Inconveniences and annoyances will mount, and more significantly, so will

dangers for those on the edges of society and stability.

The economic impact and implications will radiate for years.

The logistical and emotional and spiritual complications are exponential.

There is so much more to this new reality than any of us can wrap our minds around yet.

For now, we suspend life as we assume it and watch and pray and worry and hope

and care for one another from an awkward distance and do our best.

Heeding the advice of the experts, we are learning to practice social distancing.

But we still need basics, like water.

Which is why the social distancing professional goes to the well at noon.


The Samaritan woman has more ex-husbands than friends.

It's a long story.

She goes to the well at noon to avoid the morning crowd, and all the gossip and judgment

that comes with it.

She waits for the heat of the day, when no one else wants to be out.

She wouldn't go at all, but she still needs basics, like water, so she waits till 3am

to go to the grocery store.

Hopefully, no one else will be there.

She has, over time, mastered the daily practice of social distancing in order to
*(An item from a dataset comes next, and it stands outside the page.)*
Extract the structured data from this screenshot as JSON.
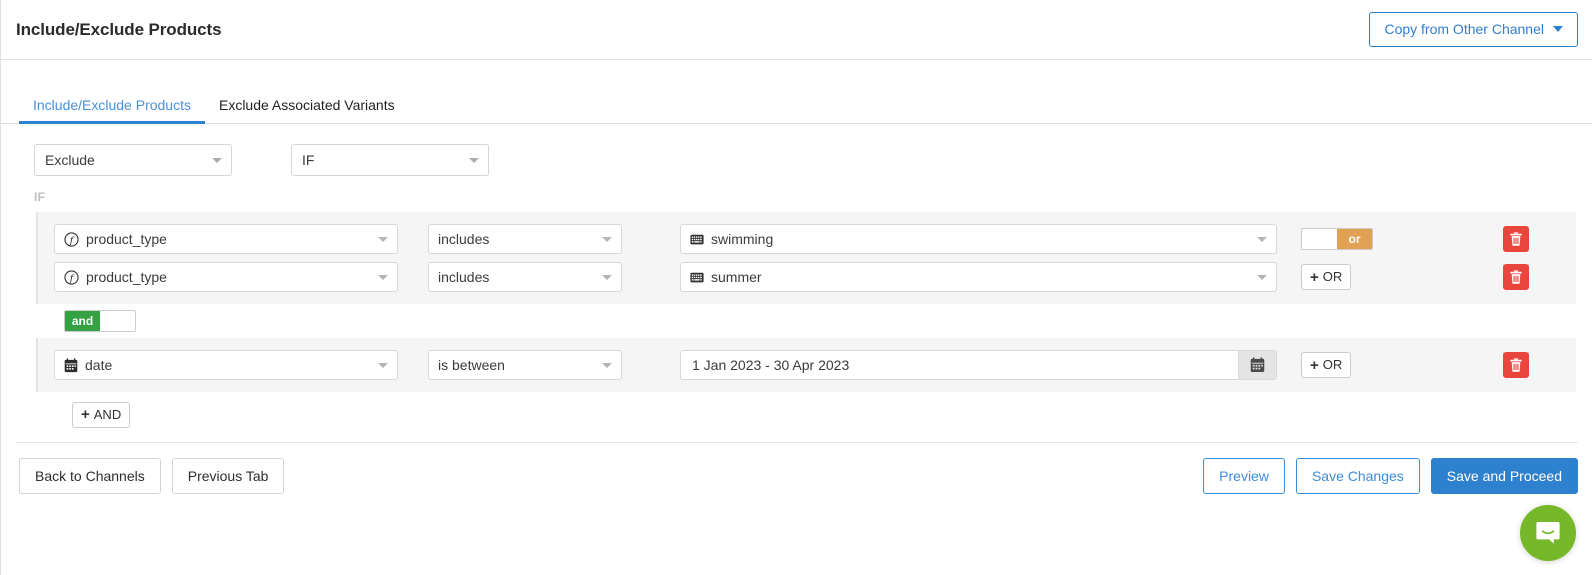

survive.


When and where no one else shows up, God does.

To her astonishment, there is another customer at her watering hole, a single

Jewish man.

This is the start of a long story.

Wells are where the family of Jacob meet their spouses.

But Jews practice extreme social distancing from Samaritans – most don't even enter the

territory, much less sit down at a well.

They will get infected; they will become, physically and spiritually, "unclean."

They will not be able to worship God; they will have to self quarantine and purify

themselves through a long process for an extended period of time.

So what is this single Jewish man doing, asking this Samaritan woman for a drink when

both of them are alone?

(His disciples had gone into town to buy toilet paper.)

It's highly unusual, weird, suspicious, even scandalous.

It's painfully, wonderfully awkward.

And it's a long story.


We have the advantage, and also the disadvantage, of knowing how it ends.

Those of us at the front end of this long coronavirus story have no assurances

about how it will all turn out.

We hope for the best, prepare for the worst, and push forward the best we can.

So we can sympathize with this Samaritan woman doing the same thing.